__Task__
Would you please repeat the data exactly as given?
════════════════
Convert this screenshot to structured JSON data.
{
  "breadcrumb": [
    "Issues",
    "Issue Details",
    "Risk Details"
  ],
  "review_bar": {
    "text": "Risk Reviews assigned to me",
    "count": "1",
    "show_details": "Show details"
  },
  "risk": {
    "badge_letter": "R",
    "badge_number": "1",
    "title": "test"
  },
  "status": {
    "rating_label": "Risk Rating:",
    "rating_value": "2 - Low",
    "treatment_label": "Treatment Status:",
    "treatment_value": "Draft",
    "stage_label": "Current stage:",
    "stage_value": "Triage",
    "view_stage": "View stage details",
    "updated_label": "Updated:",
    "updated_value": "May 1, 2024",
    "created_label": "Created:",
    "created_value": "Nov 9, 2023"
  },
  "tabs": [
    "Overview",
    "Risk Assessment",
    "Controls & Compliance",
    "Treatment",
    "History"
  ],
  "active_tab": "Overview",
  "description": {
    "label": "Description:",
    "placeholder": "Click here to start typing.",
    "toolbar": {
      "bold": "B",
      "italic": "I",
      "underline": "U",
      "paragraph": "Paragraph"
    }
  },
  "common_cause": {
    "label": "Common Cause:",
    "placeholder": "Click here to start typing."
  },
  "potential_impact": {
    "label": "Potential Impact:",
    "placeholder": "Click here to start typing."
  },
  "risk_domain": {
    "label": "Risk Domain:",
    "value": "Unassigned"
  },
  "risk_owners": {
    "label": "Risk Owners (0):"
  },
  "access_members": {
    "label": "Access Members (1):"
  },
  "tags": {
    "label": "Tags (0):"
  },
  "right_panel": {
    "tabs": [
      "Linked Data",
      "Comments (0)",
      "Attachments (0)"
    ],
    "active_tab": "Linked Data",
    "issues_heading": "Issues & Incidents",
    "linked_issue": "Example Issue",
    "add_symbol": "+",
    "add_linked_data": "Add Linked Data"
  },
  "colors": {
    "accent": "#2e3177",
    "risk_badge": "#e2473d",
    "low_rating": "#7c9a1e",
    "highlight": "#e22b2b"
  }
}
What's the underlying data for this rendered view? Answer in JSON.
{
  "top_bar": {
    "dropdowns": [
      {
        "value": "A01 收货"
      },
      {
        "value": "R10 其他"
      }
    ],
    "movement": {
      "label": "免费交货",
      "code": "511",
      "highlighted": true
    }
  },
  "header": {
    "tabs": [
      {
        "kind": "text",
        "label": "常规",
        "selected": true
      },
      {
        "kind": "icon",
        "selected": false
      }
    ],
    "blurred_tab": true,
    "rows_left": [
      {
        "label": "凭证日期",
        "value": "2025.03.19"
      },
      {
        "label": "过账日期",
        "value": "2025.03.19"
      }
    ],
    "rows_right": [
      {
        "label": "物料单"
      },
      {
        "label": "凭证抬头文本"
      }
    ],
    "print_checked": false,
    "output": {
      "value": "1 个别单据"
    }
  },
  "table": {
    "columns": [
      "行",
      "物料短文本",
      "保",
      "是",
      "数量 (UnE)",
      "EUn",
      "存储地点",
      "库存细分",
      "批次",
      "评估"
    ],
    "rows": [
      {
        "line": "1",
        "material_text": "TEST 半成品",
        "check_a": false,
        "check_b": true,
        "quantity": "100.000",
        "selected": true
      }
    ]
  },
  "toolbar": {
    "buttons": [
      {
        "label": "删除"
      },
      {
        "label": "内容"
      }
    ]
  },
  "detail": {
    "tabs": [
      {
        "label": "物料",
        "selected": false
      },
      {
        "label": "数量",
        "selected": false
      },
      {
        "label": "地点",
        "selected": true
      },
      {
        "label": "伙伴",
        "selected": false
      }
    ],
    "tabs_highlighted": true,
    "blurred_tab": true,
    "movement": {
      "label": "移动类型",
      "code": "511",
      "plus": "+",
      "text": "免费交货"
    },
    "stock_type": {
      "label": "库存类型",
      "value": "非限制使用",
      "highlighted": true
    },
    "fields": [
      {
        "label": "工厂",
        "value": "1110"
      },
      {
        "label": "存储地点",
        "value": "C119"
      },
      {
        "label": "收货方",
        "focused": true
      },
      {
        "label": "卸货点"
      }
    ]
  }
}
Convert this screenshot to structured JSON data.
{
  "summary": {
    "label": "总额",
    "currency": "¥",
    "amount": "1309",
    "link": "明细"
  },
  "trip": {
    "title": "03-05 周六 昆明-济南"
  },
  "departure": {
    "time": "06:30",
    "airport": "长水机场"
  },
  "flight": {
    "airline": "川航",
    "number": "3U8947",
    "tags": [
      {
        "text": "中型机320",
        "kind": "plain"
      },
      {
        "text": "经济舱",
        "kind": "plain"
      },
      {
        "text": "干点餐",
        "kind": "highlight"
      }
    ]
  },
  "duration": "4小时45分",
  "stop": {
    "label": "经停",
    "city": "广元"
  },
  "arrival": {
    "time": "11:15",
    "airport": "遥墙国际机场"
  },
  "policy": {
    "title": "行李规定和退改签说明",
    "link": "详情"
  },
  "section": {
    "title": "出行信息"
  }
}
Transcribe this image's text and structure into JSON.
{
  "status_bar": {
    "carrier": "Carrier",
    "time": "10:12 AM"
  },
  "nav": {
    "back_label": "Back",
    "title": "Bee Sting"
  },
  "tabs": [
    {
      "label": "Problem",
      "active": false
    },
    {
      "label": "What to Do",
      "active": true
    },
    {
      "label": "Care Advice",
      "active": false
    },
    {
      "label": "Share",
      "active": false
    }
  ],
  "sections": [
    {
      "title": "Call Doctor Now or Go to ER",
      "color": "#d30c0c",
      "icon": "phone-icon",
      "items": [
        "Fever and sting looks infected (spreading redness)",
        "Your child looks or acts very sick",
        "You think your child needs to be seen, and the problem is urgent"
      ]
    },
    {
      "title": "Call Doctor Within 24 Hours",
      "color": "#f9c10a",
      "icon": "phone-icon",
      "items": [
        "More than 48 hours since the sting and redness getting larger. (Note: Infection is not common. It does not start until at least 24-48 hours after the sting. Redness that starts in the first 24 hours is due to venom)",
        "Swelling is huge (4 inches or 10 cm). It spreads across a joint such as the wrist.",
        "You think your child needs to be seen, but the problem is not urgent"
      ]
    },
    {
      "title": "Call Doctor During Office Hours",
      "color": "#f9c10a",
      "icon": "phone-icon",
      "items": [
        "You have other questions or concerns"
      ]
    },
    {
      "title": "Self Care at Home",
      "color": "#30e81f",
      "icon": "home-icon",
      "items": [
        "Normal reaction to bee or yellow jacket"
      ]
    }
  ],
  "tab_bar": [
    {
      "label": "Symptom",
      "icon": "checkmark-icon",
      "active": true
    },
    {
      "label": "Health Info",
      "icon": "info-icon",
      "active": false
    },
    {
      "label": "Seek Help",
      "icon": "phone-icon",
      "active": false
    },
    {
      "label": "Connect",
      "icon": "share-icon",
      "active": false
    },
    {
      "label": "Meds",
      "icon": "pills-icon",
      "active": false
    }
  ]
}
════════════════
__Written response__
Convert this screenshot to structured JSON data.
{
  "breadcrumb": [
    "Issues",
    "Issue Details",
    "Risk Details"
  ],
  "review_bar": {
    "text": "Risk Reviews assigned to me",
    "count": "1",
    "show_details": "Show details"
  },
  "risk": {
    "badge_letter": "R",
    "badge_number": "1",
    "title": "test"
  },
  "status": {
    "rating_label": "Risk Rating:",
    "rating_value": "2 - Low",
    "treatment_label": "Treatment Status:",
    "treatment_value": "Draft",
    "stage_label": "Current stage:",
    "stage_value": "Triage",
    "view_stage": "View stage details",
    "updated_label": "Updated:",
    "updated_value": "May 1, 2024",
    "created_label": "Created:",
    "created_value": "Nov 9, 2023"
  },
  "tabs": [
    "Overview",
    "Risk Assessment",
    "Controls & Compliance",
    "Treatment",
    "History"
  ],
  "active_tab": "Overview",
  "description": {
    "label": "Description:",
    "placeholder": "Click here to start typing.",
    "toolbar": {
      "bold": "B",
      "italic": "I",
      "underline": "U",
      "paragraph": "Paragraph"
    }
  },
  "common_cause": {
    "label": "Common Cause:",
    "placeholder": "Click here to start typing."
  },
  "potential_impact": {
    "label": "Potential Impact:",
    "placeholder": "Click here to start typing."
  },
  "risk_domain": {
    "label": "Risk Domain:",
    "value": "Unassigned"
  },
  "risk_owners": {
    "label": "Risk Owners (0):"
  },
  "access_members": {
    "label": "Access Members (1):"
  },
  "tags": {
    "label": "Tags (0):"
  },
  "right_panel": {
    "tabs": [
      "Linked Data",
      "Comments (0)",
      "Attachments (0)"
    ],
    "active_tab": "Linked Data",
    "issues_heading": "Issues & Incidents",
    "linked_issue": "Example Issue",
    "add_symbol": "+",
    "add_linked_data": "Add Linked Data"
  },
  "colors": {
    "accent": "#2e3177",
    "risk_badge": "#e2473d",
    "low_rating": "#7c9a1e",
    "highlight": "#e22b2b"
  }
}
What's the underlying data for this rendered view? Answer in JSON.
{
  "top_bar": {
    "dropdowns": [
      {
        "value": "A01 收货"
      },
      {
        "value": "R10 其他"
      }
    ],
    "movement": {
      "label": "免费交货",
      "code": "511",
      "highlighted": true
    }
  },
  "header": {
    "tabs": [
      {
        "kind": "text",
        "label": "常规",
        "selected": true
      },
      {
        "kind": "icon",
        "selected": false
      }
    ],
    "blurred_tab": true,
    "rows_left": [
      {
        "label": "凭证日期",
        "value": "2025.03.19"
      },
      {
        "label": "过账日期",
        "value": "2025.03.19"
      }
    ],
    "rows_right": [
      {
        "label": "物料单"
      },
      {
        "label": "凭证抬头文本"
      }
    ],
    "print_checked": false,
    "output": {
      "value": "1 个别单据"
    }
  },
  "table": {
    "columns": [
      "行",
      "物料短文本",
      "保",
      "是",
      "数量 (UnE)",
      "EUn",
      "存储地点",
      "库存细分",
      "批次",
      "评估"
    ],
    "rows": [
      {
        "line": "1",
        "material_text": "TEST 半成品",
        "check_a": false,
        "check_b": true,
        "quantity": "100.000",
        "selected": true
      }
    ]
  },
  "toolbar": {
    "buttons": [
      {
        "label": "删除"
      },
      {
        "label": "内容"
      }
    ]
  },
  "detail": {
    "tabs": [
      {
        "label": "物料",
        "selected": false
      },
      {
        "label": "数量",
        "selected": false
      },
      {
        "label": "地点",
        "selected": true
      },
      {
        "label": "伙伴",
        "selected": false
      }
    ],
    "tabs_highlighted": true,
    "blurred_tab": true,
    "movement": {
      "label": "移动类型",
      "code": "511",
      "plus": "+",
      "text": "免费交货"
    },
    "stock_type": {
      "label": "库存类型",
      "value": "非限制使用",
      "highlighted": true
    },
    "fields": [
      {
        "label": "工厂",
        "value": "1110"
      },
      {
        "label": "存储地点",
        "value": "C119"
      },
      {
        "label": "收货方",
        "focused": true
      },
      {
        "label": "卸货点"
      }
    ]
  }
}
Convert this screenshot to structured JSON data.
{
  "summary": {
    "label": "总额",
    "currency": "¥",
    "amount": "1309",
    "link": "明细"
  },
  "trip": {
    "title": "03-05 周六 昆明-济南"
  },
  "departure": {
    "time": "06:30",
    "airport": "长水机场"
  },
  "flight": {
    "airline": "川航",
    "number": "3U8947",
    "tags": [
      {
        "text": "中型机320",
        "kind": "plain"
      },
      {
        "text": "经济舱",
        "kind": "plain"
      },
      {
        "text": "干点餐",
        "kind": "highlight"
      }
    ]
  },
  "duration": "4小时45分",
  "stop": {
    "label": "经停",
    "city": "广元"
  },
  "arrival": {
    "time": "11:15",
    "airport": "遥墙国际机场"
  },
  "policy": {
    "title": "行李规定和退改签说明",
    "link": "详情"
  },
  "section": {
    "title": "出行信息"
  }
}
Transcribe this image's text and structure into JSON.
{
  "status_bar": {
    "carrier": "Carrier",
    "time": "10:12 AM"
  },
  "nav": {
    "back_label": "Back",
    "title": "Bee Sting"
  },
  "tabs": [
    {
      "label": "Problem",
      "active": false
    },
    {
      "label": "What to Do",
      "active": true
    },
    {
      "label": "Care Advice",
      "active": false
    },
    {
      "label": "Share",
      "active": false
    }
  ],
  "sections": [
    {
      "title": "Call Doctor Now or Go to ER",
      "color": "#d30c0c",
      "icon": "phone-icon",
      "items": [
        "Fever and sting looks infected (spreading redness)",
        "Your child looks or acts very sick",
        "You think your child needs to be seen, and the problem is urgent"
      ]
    },
    {
      "title": "Call Doctor Within 24 Hours",
      "color": "#f9c10a",
      "icon": "phone-icon",
      "items": [
        "More than 48 hours since the sting and redness getting larger. (Note: Infection is not common. It does not start until at least 24-48 hours after the sting. Redness that starts in the first 24 hours is due to venom)",
        "Swelling is huge (4 inches or 10 cm). It spreads across a joint such as the wrist.",
        "You think your child needs to be seen, but the problem is not urgent"
      ]
    },
    {
      "title": "Call Doctor During Office Hours",
      "color": "#f9c10a",
      "icon": "phone-icon",
      "items": [
        "You have other questions or concerns"
      ]
    },
    {
      "title": "Self Care at Home",
      "color": "#30e81f",
      "icon": "home-icon",
      "items": [
        "Normal reaction to bee or yellow jacket"
      ]
    }
  ],
  "tab_bar": [
    {
      "label": "Symptom",
      "icon": "checkmark-icon",
      "active": true
    },
    {
      "label": "Health Info",
      "icon": "info-icon",
      "active": false
    },
    {
      "label": "Seek Help",
      "icon": "phone-icon",
      "active": false
    },
    {
      "label": "Connect",
      "icon": "share-icon",
      "active": false
    },
    {
      "label": "Meds",
      "icon": "pills-icon",
      "active": false
    }
  ]
}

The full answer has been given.